[Data excerpts]
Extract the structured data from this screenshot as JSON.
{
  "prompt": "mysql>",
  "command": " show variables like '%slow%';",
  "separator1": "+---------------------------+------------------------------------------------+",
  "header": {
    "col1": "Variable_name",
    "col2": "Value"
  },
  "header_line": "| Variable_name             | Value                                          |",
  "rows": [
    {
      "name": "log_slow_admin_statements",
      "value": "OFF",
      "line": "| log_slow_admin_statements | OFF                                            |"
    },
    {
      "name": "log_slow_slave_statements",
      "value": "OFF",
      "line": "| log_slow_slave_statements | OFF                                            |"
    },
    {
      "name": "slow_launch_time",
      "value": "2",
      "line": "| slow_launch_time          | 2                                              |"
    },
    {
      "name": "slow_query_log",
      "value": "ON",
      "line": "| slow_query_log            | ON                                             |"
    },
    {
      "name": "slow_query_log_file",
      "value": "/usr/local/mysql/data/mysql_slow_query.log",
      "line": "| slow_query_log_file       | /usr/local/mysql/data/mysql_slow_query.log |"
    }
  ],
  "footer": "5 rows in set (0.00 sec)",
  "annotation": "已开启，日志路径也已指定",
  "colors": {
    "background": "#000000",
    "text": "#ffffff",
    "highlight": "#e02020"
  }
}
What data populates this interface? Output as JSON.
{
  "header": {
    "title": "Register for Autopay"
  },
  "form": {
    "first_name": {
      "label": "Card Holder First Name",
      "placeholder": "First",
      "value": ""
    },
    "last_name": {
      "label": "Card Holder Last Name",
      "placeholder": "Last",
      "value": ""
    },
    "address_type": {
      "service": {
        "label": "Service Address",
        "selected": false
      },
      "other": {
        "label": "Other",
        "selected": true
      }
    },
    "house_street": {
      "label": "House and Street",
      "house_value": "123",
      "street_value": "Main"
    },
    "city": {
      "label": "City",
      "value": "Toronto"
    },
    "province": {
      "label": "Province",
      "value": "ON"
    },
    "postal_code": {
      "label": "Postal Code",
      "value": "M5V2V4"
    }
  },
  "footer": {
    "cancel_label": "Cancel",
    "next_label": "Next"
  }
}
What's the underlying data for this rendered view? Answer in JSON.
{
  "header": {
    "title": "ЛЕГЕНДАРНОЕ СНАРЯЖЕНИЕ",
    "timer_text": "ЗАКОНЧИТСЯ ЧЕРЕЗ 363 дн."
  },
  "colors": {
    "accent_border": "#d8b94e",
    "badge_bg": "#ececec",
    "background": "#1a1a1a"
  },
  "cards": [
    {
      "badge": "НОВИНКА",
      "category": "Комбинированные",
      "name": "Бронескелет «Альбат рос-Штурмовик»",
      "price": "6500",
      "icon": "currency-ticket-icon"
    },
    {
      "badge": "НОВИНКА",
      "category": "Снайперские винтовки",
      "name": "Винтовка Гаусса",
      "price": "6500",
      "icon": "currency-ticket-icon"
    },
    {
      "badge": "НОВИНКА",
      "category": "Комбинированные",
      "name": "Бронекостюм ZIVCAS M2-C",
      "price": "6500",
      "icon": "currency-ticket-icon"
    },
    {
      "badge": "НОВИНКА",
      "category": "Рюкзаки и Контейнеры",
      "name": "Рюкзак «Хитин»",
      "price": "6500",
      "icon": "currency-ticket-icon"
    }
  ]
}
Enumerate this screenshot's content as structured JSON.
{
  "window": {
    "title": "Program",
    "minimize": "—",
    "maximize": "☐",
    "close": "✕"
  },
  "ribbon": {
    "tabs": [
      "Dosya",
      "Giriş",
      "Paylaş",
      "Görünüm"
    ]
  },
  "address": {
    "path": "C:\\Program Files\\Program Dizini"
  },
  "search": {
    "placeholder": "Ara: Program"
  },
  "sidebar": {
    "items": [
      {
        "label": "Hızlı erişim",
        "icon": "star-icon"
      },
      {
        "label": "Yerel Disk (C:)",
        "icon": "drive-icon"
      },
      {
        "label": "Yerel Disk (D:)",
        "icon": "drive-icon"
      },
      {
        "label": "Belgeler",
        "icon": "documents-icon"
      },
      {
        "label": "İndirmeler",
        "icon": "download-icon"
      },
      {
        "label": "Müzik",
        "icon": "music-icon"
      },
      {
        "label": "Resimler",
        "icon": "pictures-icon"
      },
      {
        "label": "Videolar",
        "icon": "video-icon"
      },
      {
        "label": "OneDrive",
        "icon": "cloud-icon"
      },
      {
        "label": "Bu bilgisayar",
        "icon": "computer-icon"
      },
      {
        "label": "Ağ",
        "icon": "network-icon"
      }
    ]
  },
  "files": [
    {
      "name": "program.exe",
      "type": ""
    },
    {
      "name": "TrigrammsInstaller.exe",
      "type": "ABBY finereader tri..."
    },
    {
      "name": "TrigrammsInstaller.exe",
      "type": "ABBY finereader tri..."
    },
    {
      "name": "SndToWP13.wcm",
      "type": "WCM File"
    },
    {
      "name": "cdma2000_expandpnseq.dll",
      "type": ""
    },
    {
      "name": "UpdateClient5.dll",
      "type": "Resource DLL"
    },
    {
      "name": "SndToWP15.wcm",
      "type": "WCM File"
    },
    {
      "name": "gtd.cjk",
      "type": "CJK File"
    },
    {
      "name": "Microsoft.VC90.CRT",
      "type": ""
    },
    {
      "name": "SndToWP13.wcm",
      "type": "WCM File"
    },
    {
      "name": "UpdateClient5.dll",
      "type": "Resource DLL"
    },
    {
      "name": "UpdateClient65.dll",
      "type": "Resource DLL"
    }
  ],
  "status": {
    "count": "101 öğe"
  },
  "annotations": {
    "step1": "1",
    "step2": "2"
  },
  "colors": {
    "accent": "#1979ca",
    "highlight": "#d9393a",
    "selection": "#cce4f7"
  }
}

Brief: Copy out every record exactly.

Written answer:
Extract the structured data from this screenshot as JSON.
{
  "prompt": "mysql>",
  "command": " show variables like '%slow%';",
  "separator1": "+---------------------------+------------------------------------------------+",
  "header": {
    "col1": "Variable_name",
    "col2": "Value"
  },
  "header_line": "| Variable_name             | Value                                          |",
  "rows": [
    {
      "name": "log_slow_admin_statements",
      "value": "OFF",
      "line": "| log_slow_admin_statements | OFF                                            |"
    },
    {
      "name": "log_slow_slave_statements",
      "value": "OFF",
      "line": "| log_slow_slave_statements | OFF                                            |"
    },
    {
      "name": "slow_launch_time",
      "value": "2",
      "line": "| slow_launch_time          | 2                                              |"
    },
    {
      "name": "slow_query_log",
      "value": "ON",
      "line": "| slow_query_log            | ON                                             |"
    },
    {
      "name": "slow_query_log_file",
      "value": "/usr/local/mysql/data/mysql_slow_query.log",
      "line": "| slow_query_log_file       | /usr/local/mysql/data/mysql_slow_query.log |"
    }
  ],
  "footer": "5 rows in set (0.00 sec)",
  "annotation": "已开启，日志路径也已指定",
  "colors": {
    "background": "#000000",
    "text": "#ffffff",
    "highlight": "#e02020"
  }
}
What data populates this interface? Output as JSON.
{
  "header": {
    "title": "Register for Autopay"
  },
  "form": {
    "first_name": {
      "label": "Card Holder First Name",
      "placeholder": "First",
      "value": ""
    },
    "last_name": {
      "label": "Card Holder Last Name",
      "placeholder": "Last",
      "value": ""
    },
    "address_type": {
      "service": {
        "label": "Service Address",
        "selected": false
      },
      "other": {
        "label": "Other",
        "selected": true
      }
    },
    "house_street": {
      "label": "House and Street",
      "house_value": "123",
      "street_value": "Main"
    },
    "city": {
      "label": "City",
      "value": "Toronto"
    },
    "province": {
      "label": "Province",
      "value": "ON"
    },
    "postal_code": {
      "label": "Postal Code",
      "value": "M5V2V4"
    }
  },
  "footer": {
    "cancel_label": "Cancel",
    "next_label": "Next"
  }
}
What's the underlying data for this rendered view? Answer in JSON.
{
  "header": {
    "title": "ЛЕГЕНДАРНОЕ СНАРЯЖЕНИЕ",
    "timer_text": "ЗАКОНЧИТСЯ ЧЕРЕЗ 363 дн."
  },
  "colors": {
    "accent_border": "#d8b94e",
    "badge_bg": "#ececec",
    "background": "#1a1a1a"
  },
  "cards": [
    {
      "badge": "НОВИНКА",
      "category": "Комбинированные",
      "name": "Бронескелет «Альбат рос-Штурмовик»",
      "price": "6500",
      "icon": "currency-ticket-icon"
    },
    {
      "badge": "НОВИНКА",
      "category": "Снайперские винтовки",
      "name": "Винтовка Гаусса",
      "price": "6500",
      "icon": "currency-ticket-icon"
    },
    {
      "badge": "НОВИНКА",
      "category": "Комбинированные",
      "name": "Бронекостюм ZIVCAS M2-C",
      "price": "6500",
      "icon": "currency-ticket-icon"
    },
    {
      "badge": "НОВИНКА",
      "category": "Рюкзаки и Контейнеры",
      "name": "Рюкзак «Хитин»",
      "price": "6500",
      "icon": "currency-ticket-icon"
    }
  ]
}
Enumerate this screenshot's content as structured JSON.
{
  "window": {
    "title": "Program",
    "minimize": "—",
    "maximize": "☐",
    "close": "✕"
  },
  "ribbon": {
    "tabs": [
      "Dosya",
      "Giriş",
      "Paylaş",
      "Görünüm"
    ]
  },
  "address": {
    "path": "C:\\Program Files\\Program Dizini"
  },
  "search": {
    "placeholder": "Ara: Program"
  },
  "sidebar": {
    "items": [
      {
        "label": "Hızlı erişim",
        "icon": "star-icon"
      },
      {
        "label": "Yerel Disk (C:)",
        "icon": "drive-icon"
      },
      {
        "label": "Yerel Disk (D:)",
        "icon": "drive-icon"
      },
      {
        "label": "Belgeler",
        "icon": "documents-icon"
      },
      {
        "label": "İndirmeler",
        "icon": "download-icon"
      },
      {
        "label": "Müzik",
        "icon": "music-icon"
      },
      {
        "label": "Resimler",
        "icon": "pictures-icon"
      },
      {
        "label": "Videolar",
        "icon": "video-icon"
      },
      {
        "label": "OneDrive",
        "icon": "cloud-icon"
      },
      {
        "label": "Bu bilgisayar",
        "icon": "computer-icon"
      },
      {
        "label": "Ağ",
        "icon": "network-icon"
      }
    ]
  },
  "files": [
    {
      "name": "program.exe",
      "type": ""
    },
    {
      "name": "TrigrammsInstaller.exe",
      "type": "ABBY finereader tri..."
    },
    {
      "name": "TrigrammsInstaller.exe",
      "type": "ABBY finereader tri..."
    },
    {
      "name": "SndToWP13.wcm",
      "type": "WCM File"
    },
    {
      "name": "cdma2000_expandpnseq.dll",
      "type": ""
    },
    {
      "name": "UpdateClient5.dll",
      "type": "Resource DLL"
    },
    {
      "name": "SndToWP15.wcm",
      "type": "WCM File"
    },
    {
      "name": "gtd.cjk",
      "type": "CJK File"
    },
    {
      "name": "Microsoft.VC90.CRT",
      "type": ""
    },
    {
      "name": "SndToWP13.wcm",
      "type": "WCM File"
    },
    {
      "name": "UpdateClient5.dll",
      "type": "Resource DLL"
    },
    {
      "name": "UpdateClient65.dll",
      "type": "Resource DLL"
    }
  ],
  "status": {
    "count": "101 öğe"
  },
  "annotations": {
    "step1": "1",
    "step2": "2"
  },
  "colors": {
    "accent": "#1979ca",
    "highlight": "#d9393a",
    "selection": "#cce4f7"
  }
}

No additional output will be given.